#### SUPPLIED MATERIAL

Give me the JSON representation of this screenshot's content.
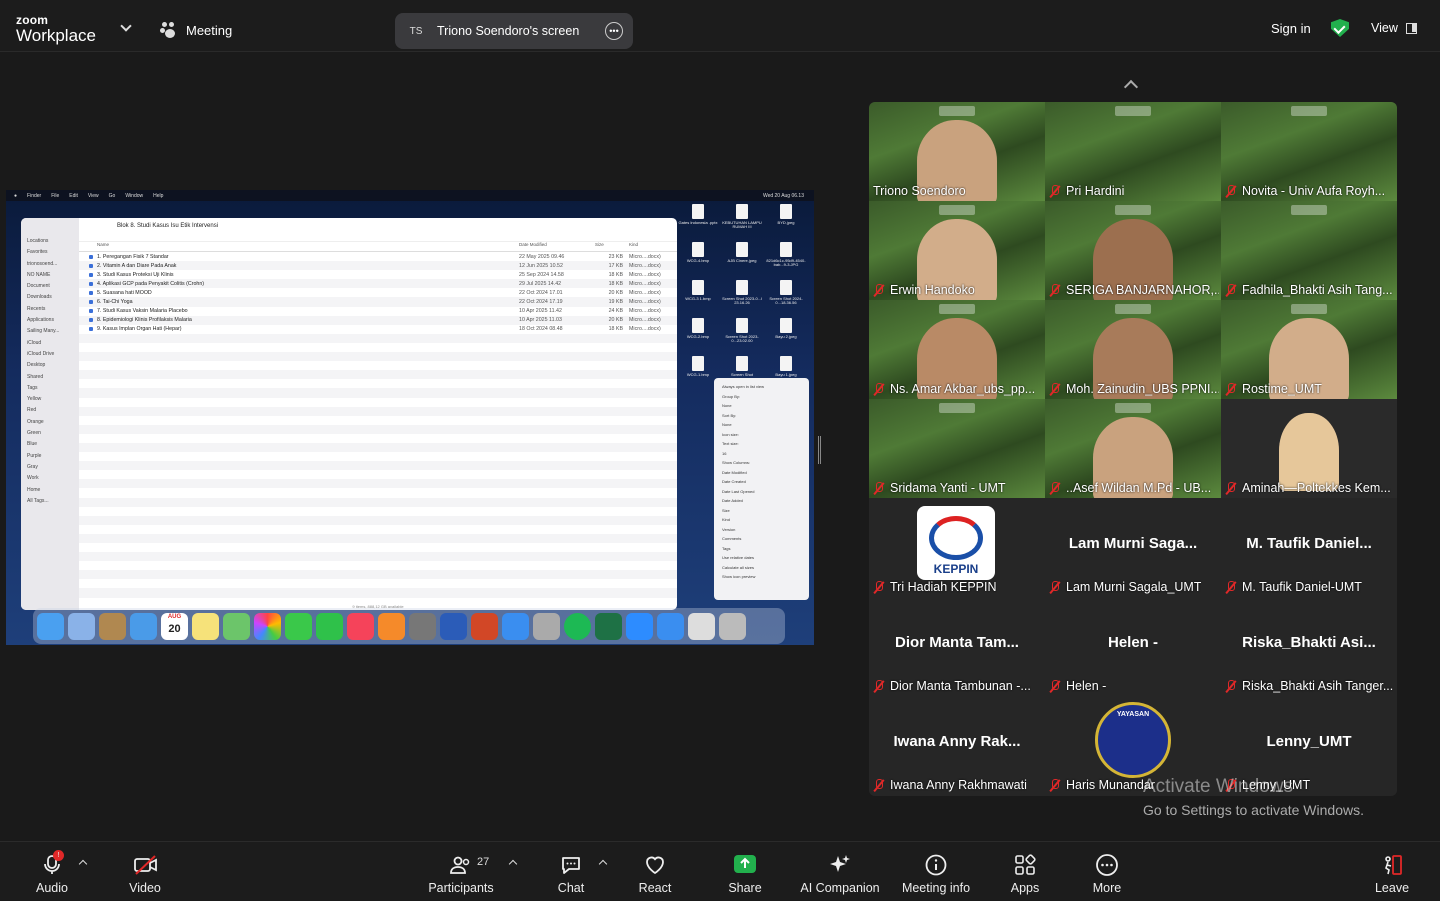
{
  "app": {
    "logo_line1": "zoom",
    "logo_line2": "Workplace",
    "meeting_label": "Meeting",
    "screen_share": {
      "initials": "TS",
      "label": "Triono Soendoro's screen"
    },
    "sign_in": "Sign in",
    "view": "View",
    "accent": "#22b04d"
  },
  "shared_screen": {
    "menubar": [
      "Finder",
      "File",
      "Edit",
      "View",
      "Go",
      "Window",
      "Help"
    ],
    "clock": "Wed 20 Aug 06.13",
    "finder_title": "Blok 8. Studi Kasus Isu Etik Intervensi",
    "sidebar": [
      "Locations",
      "Favorites",
      "trionosoend...",
      "NO NAME",
      "Document",
      "Downloads",
      "Recents",
      "Applications",
      "Sailing Many...",
      "iCloud",
      "iCloud Drive",
      "Desktop",
      "Shared",
      "Tags",
      "Yellow",
      "Red",
      "Orange",
      "Green",
      "Blue",
      "Purple",
      "Gray",
      "Work",
      "Home",
      "All Tags..."
    ],
    "columns": [
      "Name",
      "Date Modified",
      "Size",
      "Kind"
    ],
    "files": [
      {
        "name": "1. Peregangan Fisik 7 Standar",
        "date": "22 May 2025 09.46",
        "size": "23 KB",
        "kind": "Micro....docx)"
      },
      {
        "name": "2. Vitamin A dan Diare Pada Anak",
        "date": "12 Jun 2025 10.52",
        "size": "17 KB",
        "kind": "Micro....docx)"
      },
      {
        "name": "3. Studi Kasus Proteksi Uji Klinis",
        "date": "25 Sep 2024 14.58",
        "size": "18 KB",
        "kind": "Micro....docx)"
      },
      {
        "name": "4. Aplikasi GCP pada Penyakit Colitis (Crohn)",
        "date": "29 Jul 2025 14.42",
        "size": "18 KB",
        "kind": "Micro....docx)"
      },
      {
        "name": "5. Suasana hati MOOD",
        "date": "22 Oct 2024 17.01",
        "size": "20 KB",
        "kind": "Micro....docx)"
      },
      {
        "name": "6. Tai-Chi Yoga",
        "date": "22 Oct 2024 17.19",
        "size": "19 KB",
        "kind": "Micro....docx)"
      },
      {
        "name": "7. Studi Kasus Vaksin Malaria Placebo",
        "date": "10 Apr 2025 11.42",
        "size": "24 KB",
        "kind": "Micro....docx)"
      },
      {
        "name": "8. Epidemiologi Klinis Profilaksis Malaria",
        "date": "10 Apr 2025 11.03",
        "size": "20 KB",
        "kind": "Micro....docx)"
      },
      {
        "name": "9. Kasus Implan Organ Hati (Hepar)",
        "date": "18 Oct 2024 08.48",
        "size": "18 KB",
        "kind": "Micro....docx)"
      }
    ],
    "desktop_icons": [
      "Gates Indonesia .pptx",
      "KEBUTUHAN LAMPU RUMAH III",
      "BYD.jpeg",
      "WCG-4.bmp",
      "AJB Cinere.jpeg",
      "821d6c1c-95d9-4540-bab...9-3.JPG",
      "WCG-3 1.bmp",
      "Screen Shot 2023-0...l 23.16.26",
      "Screen Shot 2024-0...18.36.56",
      "WCG-2.bmp",
      "Screen Shot 2023-0...23.02.00",
      "Bayu 2.jpeg",
      "WCG-1.bmp",
      "Screen Shot",
      "Bayu 1.jpeg"
    ],
    "view_options": [
      "Always open in list view",
      "Group By:",
      "None",
      "Sort By:",
      "None",
      "Icon size:",
      "Text size:",
      "16",
      "Show Columns:",
      "Date Modified",
      "Date Created",
      "Date Last Opened",
      "Date Added",
      "Size",
      "Kind",
      "Version",
      "Comments",
      "Tags",
      "Use relative dates",
      "Calculate all sizes",
      "Show icon preview"
    ],
    "status_text": "9 items, 888,12 GB available",
    "dock_calendar_month": "AUG",
    "dock_calendar_day": "20"
  },
  "participants": [
    {
      "name": "Triono Soendoro",
      "muted": false,
      "type": "video"
    },
    {
      "name": "Pri Hardini",
      "muted": true,
      "type": "green"
    },
    {
      "name": "Novita - Univ Aufa Royh...",
      "muted": true,
      "type": "green"
    },
    {
      "name": "Erwin Handoko",
      "muted": true,
      "type": "video"
    },
    {
      "name": "SERIGA BANJARNAHOR,...",
      "muted": true,
      "type": "video"
    },
    {
      "name": "Fadhila_Bhakti Asih Tang...",
      "muted": true,
      "type": "green"
    },
    {
      "name": "Ns. Amar Akbar_ubs_pp...",
      "muted": true,
      "type": "video"
    },
    {
      "name": "Moh. Zainudin_UBS PPNI...",
      "muted": true,
      "type": "video"
    },
    {
      "name": "Rostime_UMT",
      "muted": true,
      "type": "video"
    },
    {
      "name": "Sridama Yanti - UMT",
      "muted": true,
      "type": "green"
    },
    {
      "name": "..Asef Wildan M.Pd - UB...",
      "muted": true,
      "type": "video"
    },
    {
      "name": "Aminah—Poltekkes Kem...",
      "muted": true,
      "type": "avatar"
    },
    {
      "name": "Tri Hadiah KEPPIN",
      "muted": true,
      "type": "logo",
      "logo_text": "KEPPIN"
    },
    {
      "name": "Lam Murni Sagala_UMT",
      "muted": true,
      "type": "text",
      "big": "Lam Murni Saga..."
    },
    {
      "name": "M. Taufik Daniel-UMT",
      "muted": true,
      "type": "text",
      "big": "M. Taufik Daniel..."
    },
    {
      "name": "Dior Manta Tambunan -...",
      "muted": true,
      "type": "text",
      "big": "Dior Manta Tam..."
    },
    {
      "name": "Helen -",
      "muted": true,
      "type": "text",
      "big": "Helen -"
    },
    {
      "name": "Riska_Bhakti Asih Tanger...",
      "muted": true,
      "type": "text",
      "big": "Riska_Bhakti Asi..."
    },
    {
      "name": "Iwana Anny Rakhmawati",
      "muted": true,
      "type": "text",
      "big": "Iwana Anny Rak..."
    },
    {
      "name": "Haris Munandar",
      "muted": true,
      "type": "yayasan",
      "logo_text": "YAYASAN"
    },
    {
      "name": "Lenny_UMT",
      "muted": true,
      "type": "text",
      "big": "Lenny_UMT"
    }
  ],
  "watermark": {
    "line1": "Activate Windows",
    "line2": "Go to Settings to activate Windows."
  },
  "toolbar": {
    "audio": "Audio",
    "audio_badge": "!",
    "video": "Video",
    "participants": "Participants",
    "participants_count": "27",
    "chat": "Chat",
    "react": "React",
    "share": "Share",
    "ai_companion": "AI Companion",
    "meeting_info": "Meeting info",
    "apps": "Apps",
    "more": "More",
    "leave": "Leave",
    "leave_color": "#e02828"
  }
}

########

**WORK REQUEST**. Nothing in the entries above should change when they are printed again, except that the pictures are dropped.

**WRITTEN SOLUTION**.
Give me the JSON representation of this screenshot's content.
{
  "app": {
    "logo_line1": "zoom",
    "logo_line2": "Workplace",
    "meeting_label": "Meeting",
    "screen_share": {
      "initials": "TS",
      "label": "Triono Soendoro's screen"
    },
    "sign_in": "Sign in",
    "view": "View",
    "accent": "#22b04d"
  },
  "shared_screen": {
    "menubar": [
      "Finder",
      "File",
      "Edit",
      "View",
      "Go",
      "Window",
      "Help"
    ],
    "clock": "Wed 20 Aug 06.13",
    "finder_title": "Blok 8. Studi Kasus Isu Etik Intervensi",
    "sidebar": [
      "Locations",
      "Favorites",
      "trionosoend...",
      "NO NAME",
      "Document",
      "Downloads",
      "Recents",
      "Applications",
      "Sailing Many...",
      "iCloud",
      "iCloud Drive",
      "Desktop",
      "Shared",
      "Tags",
      "Yellow",
      "Red",
      "Orange",
      "Green",
      "Blue",
      "Purple",
      "Gray",
      "Work",
      "Home",
      "All Tags..."
    ],
    "columns": [
      "Name",
      "Date Modified",
      "Size",
      "Kind"
    ],
    "files": [
      {
        "name": "1. Peregangan Fisik 7 Standar",
        "date": "22 May 2025 09.46",
        "size": "23 KB",
        "kind": "Micro....docx)"
      },
      {
        "name": "2. Vitamin A dan Diare Pada Anak",
        "date": "12 Jun 2025 10.52",
        "size": "17 KB",
        "kind": "Micro....docx)"
      },
      {
        "name": "3. Studi Kasus Proteksi Uji Klinis",
        "date": "25 Sep 2024 14.58",
        "size": "18 KB",
        "kind": "Micro....docx)"
      },
      {
        "name": "4. Aplikasi GCP pada Penyakit Colitis (Crohn)",
        "date": "29 Jul 2025 14.42",
        "size": "18 KB",
        "kind": "Micro....docx)"
      },
      {
        "name": "5. Suasana hati MOOD",
        "date": "22 Oct 2024 17.01",
        "size": "20 KB",
        "kind": "Micro....docx)"
      },
      {
        "name": "6. Tai-Chi Yoga",
        "date": "22 Oct 2024 17.19",
        "size": "19 KB",
        "kind": "Micro....docx)"
      },
      {
        "name": "7. Studi Kasus Vaksin Malaria Placebo",
        "date": "10 Apr 2025 11.42",
        "size": "24 KB",
        "kind": "Micro....docx)"
      },
      {
        "name": "8. Epidemiologi Klinis Profilaksis Malaria",
        "date": "10 Apr 2025 11.03",
        "size": "20 KB",
        "kind": "Micro....docx)"
      },
      {
        "name": "9. Kasus Implan Organ Hati (Hepar)",
        "date": "18 Oct 2024 08.48",
        "size": "18 KB",
        "kind": "Micro....docx)"
      }
    ],
    "desktop_icons": [
      "Gates Indonesia .pptx",
      "KEBUTUHAN LAMPU RUMAH III",
      "BYD.jpeg",
      "WCG-4.bmp",
      "AJB Cinere.jpeg",
      "821d6c1c-95d9-4540-bab...9-3.JPG",
      "WCG-3 1.bmp",
      "Screen Shot 2023-0...l 23.16.26",
      "Screen Shot 2024-0...18.36.56",
      "WCG-2.bmp",
      "Screen Shot 2023-0...23.02.00",
      "Bayu 2.jpeg",
      "WCG-1.bmp",
      "Screen Shot",
      "Bayu 1.jpeg"
    ],
    "view_options": [
      "Always open in list view",
      "Group By:",
      "None",
      "Sort By:",
      "None",
      "Icon size:",
      "Text size:",
      "16",
      "Show Columns:",
      "Date Modified",
      "Date Created",
      "Date Last Opened",
      "Date Added",
      "Size",
      "Kind",
      "Version",
      "Comments",
      "Tags",
      "Use relative dates",
      "Calculate all sizes",
      "Show icon preview"
    ],
    "status_text": "9 items, 888,12 GB available",
    "dock_calendar_month": "AUG",
    "dock_calendar_day": "20"
  },
  "participants": [
    {
      "name": "Triono Soendoro",
      "muted": false,
      "type": "video"
    },
    {
      "name": "Pri Hardini",
      "muted": true,
      "type": "green"
    },
    {
      "name": "Novita - Univ Aufa Royh...",
      "muted": true,
      "type": "green"
    },
    {
      "name": "Erwin Handoko",
      "muted": true,
      "type": "video"
    },
    {
      "name": "SERIGA BANJARNAHOR,...",
      "muted": true,
      "type": "video"
    },
    {
      "name": "Fadhila_Bhakti Asih Tang...",
      "muted": true,
      "type": "green"
    },
    {
      "name": "Ns. Amar Akbar_ubs_pp...",
      "muted": true,
      "type": "video"
    },
    {
      "name": "Moh. Zainudin_UBS PPNI...",
      "muted": true,
      "type": "video"
    },
    {
      "name": "Rostime_UMT",
      "muted": true,
      "type": "video"
    },
    {
      "name": "Sridama Yanti - UMT",
      "muted": true,
      "type": "green"
    },
    {
      "name": "..Asef Wildan M.Pd - UB...",
      "muted": true,
      "type": "video"
    },
    {
      "name": "Aminah—Poltekkes Kem...",
      "muted": true,
      "type": "avatar"
    },
    {
      "name": "Tri Hadiah KEPPIN",
      "muted": true,
      "type": "logo",
      "logo_text": "KEPPIN"
    },
    {
      "name": "Lam Murni Sagala_UMT",
      "muted": true,
      "type": "text",
      "big": "Lam Murni Saga..."
    },
    {
      "name": "M. Taufik Daniel-UMT",
      "muted": true,
      "type": "text",
      "big": "M. Taufik Daniel..."
    },
    {
      "name": "Dior Manta Tambunan -...",
      "muted": true,
      "type": "text",
      "big": "Dior Manta Tam..."
    },
    {
      "name": "Helen -",
      "muted": true,
      "type": "text",
      "big": "Helen -"
    },
    {
      "name": "Riska_Bhakti Asih Tanger...",
      "muted": true,
      "type": "text",
      "big": "Riska_Bhakti Asi..."
    },
    {
      "name": "Iwana Anny Rakhmawati",
      "muted": true,
      "type": "text",
      "big": "Iwana Anny Rak..."
    },
    {
      "name": "Haris Munandar",
      "muted": true,
      "type": "yayasan",
      "logo_text": "YAYASAN"
    },
    {
      "name": "Lenny_UMT",
      "muted": true,
      "type": "text",
      "big": "Lenny_UMT"
    }
  ],
  "watermark": {
    "line1": "Activate Windows",
    "line2": "Go to Settings to activate Windows."
  },
  "toolbar": {
    "audio": "Audio",
    "audio_badge": "!",
    "video": "Video",
    "participants": "Participants",
    "participants_count": "27",
    "chat": "Chat",
    "react": "React",
    "share": "Share",
    "ai_companion": "AI Companion",
    "meeting_info": "Meeting info",
    "apps": "Apps",
    "more": "More",
    "leave": "Leave",
    "leave_color": "#e02828"
  }
}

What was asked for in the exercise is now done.